§ **Exercise directions**
Among the entries below, how many lines include the string "已开票退款金额"? Answer with only the number.

§ **Task data**
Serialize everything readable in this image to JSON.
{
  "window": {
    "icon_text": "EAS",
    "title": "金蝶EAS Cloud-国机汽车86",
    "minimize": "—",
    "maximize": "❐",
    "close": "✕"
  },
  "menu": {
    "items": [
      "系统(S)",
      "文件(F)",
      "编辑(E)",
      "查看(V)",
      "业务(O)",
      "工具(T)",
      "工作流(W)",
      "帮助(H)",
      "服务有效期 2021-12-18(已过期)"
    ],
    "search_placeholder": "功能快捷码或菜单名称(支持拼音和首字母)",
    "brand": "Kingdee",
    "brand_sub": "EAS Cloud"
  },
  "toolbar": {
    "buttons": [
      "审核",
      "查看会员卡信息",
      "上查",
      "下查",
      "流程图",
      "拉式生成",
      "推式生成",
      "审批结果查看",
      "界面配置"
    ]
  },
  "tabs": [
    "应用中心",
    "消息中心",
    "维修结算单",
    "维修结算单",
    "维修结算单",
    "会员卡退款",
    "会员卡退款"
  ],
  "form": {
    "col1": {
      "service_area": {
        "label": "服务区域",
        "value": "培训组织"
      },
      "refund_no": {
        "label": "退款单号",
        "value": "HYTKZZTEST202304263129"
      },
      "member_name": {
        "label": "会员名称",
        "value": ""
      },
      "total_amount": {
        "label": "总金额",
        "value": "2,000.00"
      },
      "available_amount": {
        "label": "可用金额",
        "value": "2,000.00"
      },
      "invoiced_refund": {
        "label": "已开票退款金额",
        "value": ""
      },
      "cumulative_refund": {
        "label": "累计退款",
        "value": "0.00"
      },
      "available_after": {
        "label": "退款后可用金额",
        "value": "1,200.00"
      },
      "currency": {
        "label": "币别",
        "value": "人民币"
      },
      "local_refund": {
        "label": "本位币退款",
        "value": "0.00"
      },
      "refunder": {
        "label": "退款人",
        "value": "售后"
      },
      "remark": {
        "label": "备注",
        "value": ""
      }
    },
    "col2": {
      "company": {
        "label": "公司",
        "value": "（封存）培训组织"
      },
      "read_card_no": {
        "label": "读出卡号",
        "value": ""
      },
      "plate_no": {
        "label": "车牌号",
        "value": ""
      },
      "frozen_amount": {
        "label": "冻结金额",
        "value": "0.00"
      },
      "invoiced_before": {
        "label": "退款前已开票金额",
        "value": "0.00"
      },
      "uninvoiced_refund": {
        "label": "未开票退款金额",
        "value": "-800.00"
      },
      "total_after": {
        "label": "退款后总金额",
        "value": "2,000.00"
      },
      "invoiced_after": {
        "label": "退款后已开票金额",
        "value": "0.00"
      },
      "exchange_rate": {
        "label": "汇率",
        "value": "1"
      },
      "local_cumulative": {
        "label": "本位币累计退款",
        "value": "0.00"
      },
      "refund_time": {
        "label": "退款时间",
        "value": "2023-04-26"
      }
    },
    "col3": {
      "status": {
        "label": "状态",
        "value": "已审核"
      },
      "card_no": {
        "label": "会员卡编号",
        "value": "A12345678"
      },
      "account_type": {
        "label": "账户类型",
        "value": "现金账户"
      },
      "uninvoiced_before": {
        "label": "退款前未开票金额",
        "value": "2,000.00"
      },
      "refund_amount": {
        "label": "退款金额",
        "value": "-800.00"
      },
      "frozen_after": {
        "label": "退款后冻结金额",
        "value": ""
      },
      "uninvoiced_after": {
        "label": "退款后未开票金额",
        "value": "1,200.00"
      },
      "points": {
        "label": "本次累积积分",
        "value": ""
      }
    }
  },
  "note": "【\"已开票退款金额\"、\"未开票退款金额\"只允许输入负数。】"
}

§ **Solution**
2